Effects of vitamin D supplements on influenza A illness during the 2009 H1N1 pandemic: a randomized controlled trial
In a prior randomized trial, we found that the incidence of influenza A was less in the vitamin D3 group than among those on placebo, but the total incidence of either influenza A or B did not differ between groups. In this trial, the incidence of influenza A or B was less in the vitamin D3 group than in the placebo group only during the first half of the study. To elucidate whether vitamin D3 has preventive actions against influenza A, we conducted another trial during the 2009 pandemic of the H1N1 subtype of influenza A. Students (n = 247) of a Japanese high school were randomly assigned to receive vitamin D3 supplements (n = 148; 2000 IU per day) or a placebo (n = 99) in a double-blind study for 2 months. The primary outcome was incidence of influenza A diagnosed by a rapid influenza diagnostic test by medical doctors. Influenza A was equally likely in the vitamin D3 group (20/148: 13.5%) compared with the placebo group (12/99: 12.1%). By post hoc analysis, influenza A occurred significantly less in the vitamin D3 group (2/148: 1.4%) compared with the placebo group (8/99: 8.1%) (risk ratio, 0.17; 95% confidence interval, 0.04 to 0.77; P = 0.009) in the first month. However, during the second month, the vitamin D3 group experienced more events and effectively caught up with the placebo group. Vitamin D3 supplementation did not lower the overall incidence of influenza A during the 2009 H1N1 pandemic.
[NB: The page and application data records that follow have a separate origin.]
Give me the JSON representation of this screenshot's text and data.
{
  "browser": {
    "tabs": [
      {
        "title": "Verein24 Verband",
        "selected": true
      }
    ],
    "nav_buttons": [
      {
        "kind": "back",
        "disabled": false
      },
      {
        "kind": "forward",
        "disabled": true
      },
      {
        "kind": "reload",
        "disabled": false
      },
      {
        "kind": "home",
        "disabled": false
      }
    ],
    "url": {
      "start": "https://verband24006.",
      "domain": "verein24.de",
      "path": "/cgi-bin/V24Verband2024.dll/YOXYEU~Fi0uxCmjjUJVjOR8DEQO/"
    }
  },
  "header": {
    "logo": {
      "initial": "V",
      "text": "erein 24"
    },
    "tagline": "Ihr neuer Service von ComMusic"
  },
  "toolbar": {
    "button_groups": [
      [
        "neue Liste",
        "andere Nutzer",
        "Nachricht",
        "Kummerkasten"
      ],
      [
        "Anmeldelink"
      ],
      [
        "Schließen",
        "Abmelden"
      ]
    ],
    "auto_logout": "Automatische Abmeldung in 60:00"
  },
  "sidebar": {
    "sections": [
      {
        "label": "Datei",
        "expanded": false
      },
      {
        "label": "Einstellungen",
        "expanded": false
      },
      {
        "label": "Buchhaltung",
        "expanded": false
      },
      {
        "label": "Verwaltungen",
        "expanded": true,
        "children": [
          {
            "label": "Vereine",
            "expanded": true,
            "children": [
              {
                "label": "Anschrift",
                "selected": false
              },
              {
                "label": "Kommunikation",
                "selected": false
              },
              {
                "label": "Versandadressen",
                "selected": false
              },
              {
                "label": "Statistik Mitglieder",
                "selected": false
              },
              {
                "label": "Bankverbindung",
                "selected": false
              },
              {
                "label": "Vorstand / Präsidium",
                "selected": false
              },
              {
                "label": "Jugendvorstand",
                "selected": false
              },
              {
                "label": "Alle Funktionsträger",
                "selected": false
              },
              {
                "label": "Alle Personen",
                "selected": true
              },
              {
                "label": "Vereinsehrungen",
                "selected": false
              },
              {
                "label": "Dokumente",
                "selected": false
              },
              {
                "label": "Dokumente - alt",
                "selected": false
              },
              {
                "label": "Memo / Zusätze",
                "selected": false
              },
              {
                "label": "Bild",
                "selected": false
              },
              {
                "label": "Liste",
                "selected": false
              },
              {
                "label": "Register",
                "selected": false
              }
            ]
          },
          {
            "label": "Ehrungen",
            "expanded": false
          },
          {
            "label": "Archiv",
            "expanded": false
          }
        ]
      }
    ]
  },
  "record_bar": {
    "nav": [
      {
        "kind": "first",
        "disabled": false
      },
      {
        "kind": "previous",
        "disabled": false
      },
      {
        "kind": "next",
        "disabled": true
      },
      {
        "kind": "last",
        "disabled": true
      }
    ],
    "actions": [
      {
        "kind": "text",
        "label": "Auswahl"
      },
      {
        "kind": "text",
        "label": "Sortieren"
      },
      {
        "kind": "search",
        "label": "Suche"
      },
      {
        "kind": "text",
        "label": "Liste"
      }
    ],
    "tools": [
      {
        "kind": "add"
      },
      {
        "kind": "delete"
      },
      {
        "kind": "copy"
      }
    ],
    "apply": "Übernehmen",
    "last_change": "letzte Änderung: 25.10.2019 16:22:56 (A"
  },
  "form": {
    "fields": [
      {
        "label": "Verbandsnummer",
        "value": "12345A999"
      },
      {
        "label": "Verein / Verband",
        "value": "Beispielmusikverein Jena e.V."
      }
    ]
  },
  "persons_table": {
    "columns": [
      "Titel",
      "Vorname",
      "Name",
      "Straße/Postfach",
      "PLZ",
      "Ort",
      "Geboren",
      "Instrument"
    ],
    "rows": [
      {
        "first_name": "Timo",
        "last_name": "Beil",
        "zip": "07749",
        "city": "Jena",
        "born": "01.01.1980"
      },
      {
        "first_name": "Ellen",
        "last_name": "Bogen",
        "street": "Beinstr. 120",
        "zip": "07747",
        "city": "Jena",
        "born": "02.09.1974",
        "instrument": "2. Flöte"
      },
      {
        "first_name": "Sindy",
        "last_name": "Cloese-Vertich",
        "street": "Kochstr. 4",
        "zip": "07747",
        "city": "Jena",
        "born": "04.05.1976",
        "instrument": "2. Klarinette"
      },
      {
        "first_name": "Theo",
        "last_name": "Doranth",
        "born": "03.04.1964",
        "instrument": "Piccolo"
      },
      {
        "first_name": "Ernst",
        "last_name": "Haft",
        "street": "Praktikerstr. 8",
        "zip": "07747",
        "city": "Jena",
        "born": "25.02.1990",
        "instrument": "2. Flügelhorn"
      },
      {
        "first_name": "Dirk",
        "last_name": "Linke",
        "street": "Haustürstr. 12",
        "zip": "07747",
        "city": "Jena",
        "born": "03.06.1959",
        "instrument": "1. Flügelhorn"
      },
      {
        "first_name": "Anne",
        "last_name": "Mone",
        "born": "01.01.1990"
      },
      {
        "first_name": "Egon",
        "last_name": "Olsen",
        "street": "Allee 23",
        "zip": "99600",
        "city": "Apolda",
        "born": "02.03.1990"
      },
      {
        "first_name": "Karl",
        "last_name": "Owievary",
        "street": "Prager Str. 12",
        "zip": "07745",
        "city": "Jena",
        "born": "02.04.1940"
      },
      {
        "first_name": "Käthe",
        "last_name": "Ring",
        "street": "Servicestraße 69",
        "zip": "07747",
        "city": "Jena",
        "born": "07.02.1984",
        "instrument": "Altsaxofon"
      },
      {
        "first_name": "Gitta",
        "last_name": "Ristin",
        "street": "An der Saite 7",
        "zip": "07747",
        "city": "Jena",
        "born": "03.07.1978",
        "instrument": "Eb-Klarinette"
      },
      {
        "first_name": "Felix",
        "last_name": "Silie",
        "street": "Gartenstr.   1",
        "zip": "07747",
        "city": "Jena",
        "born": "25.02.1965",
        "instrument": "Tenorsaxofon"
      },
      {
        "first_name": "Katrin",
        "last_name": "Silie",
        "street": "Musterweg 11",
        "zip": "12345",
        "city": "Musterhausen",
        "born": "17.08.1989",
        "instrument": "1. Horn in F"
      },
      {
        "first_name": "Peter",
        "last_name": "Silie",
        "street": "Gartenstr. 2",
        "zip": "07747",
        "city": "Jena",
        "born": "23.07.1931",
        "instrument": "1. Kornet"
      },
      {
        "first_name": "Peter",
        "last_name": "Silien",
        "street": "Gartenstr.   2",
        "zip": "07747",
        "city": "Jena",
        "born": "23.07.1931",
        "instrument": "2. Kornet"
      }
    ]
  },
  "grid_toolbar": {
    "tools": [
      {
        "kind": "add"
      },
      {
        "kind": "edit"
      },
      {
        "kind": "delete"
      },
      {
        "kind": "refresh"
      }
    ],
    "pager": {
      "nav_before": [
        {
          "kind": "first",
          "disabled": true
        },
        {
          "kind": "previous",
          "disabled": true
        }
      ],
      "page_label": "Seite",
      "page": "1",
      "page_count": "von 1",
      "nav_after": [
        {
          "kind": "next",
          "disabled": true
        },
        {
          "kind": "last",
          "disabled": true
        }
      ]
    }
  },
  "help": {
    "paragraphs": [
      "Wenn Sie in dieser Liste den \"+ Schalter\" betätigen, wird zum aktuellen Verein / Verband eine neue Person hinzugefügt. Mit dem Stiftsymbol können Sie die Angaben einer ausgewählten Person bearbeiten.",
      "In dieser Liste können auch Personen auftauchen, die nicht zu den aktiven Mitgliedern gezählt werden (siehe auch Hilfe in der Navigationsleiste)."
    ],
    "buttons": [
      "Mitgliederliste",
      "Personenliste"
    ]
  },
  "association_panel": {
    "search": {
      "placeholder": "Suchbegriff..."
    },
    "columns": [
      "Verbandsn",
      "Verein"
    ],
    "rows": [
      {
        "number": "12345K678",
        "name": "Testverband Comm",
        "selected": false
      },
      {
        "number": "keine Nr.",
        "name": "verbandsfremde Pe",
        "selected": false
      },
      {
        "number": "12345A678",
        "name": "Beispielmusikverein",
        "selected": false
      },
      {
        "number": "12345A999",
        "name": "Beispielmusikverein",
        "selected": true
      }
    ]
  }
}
A post hoc analysis suggests that the initial benefit during the first month of treatment was lost during the second month.